## SUPPLIED MATERIAL
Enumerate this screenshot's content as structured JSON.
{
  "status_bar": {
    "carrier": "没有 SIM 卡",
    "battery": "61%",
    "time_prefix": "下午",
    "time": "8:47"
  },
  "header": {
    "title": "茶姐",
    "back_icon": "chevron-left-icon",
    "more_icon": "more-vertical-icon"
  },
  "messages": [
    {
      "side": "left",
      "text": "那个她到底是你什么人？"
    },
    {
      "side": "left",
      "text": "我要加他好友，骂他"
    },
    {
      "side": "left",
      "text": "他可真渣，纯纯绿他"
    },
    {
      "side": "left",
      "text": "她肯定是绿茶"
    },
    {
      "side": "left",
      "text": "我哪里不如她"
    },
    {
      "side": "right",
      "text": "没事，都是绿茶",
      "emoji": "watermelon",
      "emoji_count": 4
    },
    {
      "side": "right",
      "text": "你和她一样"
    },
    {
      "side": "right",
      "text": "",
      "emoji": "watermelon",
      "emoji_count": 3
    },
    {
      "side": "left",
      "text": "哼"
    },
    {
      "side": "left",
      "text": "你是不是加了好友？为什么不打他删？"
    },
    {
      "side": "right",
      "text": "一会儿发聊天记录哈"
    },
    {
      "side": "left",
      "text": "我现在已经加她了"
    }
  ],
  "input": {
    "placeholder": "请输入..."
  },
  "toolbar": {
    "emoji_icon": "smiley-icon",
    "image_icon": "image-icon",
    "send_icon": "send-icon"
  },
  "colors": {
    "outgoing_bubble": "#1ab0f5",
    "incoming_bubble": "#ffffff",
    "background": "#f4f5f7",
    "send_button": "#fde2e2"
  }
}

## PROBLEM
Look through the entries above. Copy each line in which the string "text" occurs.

## EXERCISE ANSWER
      "text": "那个她到底是你什么人？"
      "text": "我要加他好友，骂他"
      "text": "他可真渣，纯纯绿他"
      "text": "她肯定是绿茶"
      "text": "我哪里不如她"
      "text": "没事，都是绿茶",
      "text": "你和她一样"
      "text": "",
      "text": "哼"
      "text": "你是不是加了好友？为什么不打他删？"
      "text": "一会儿发聊天记录哈"
      "text": "我现在已经加她了"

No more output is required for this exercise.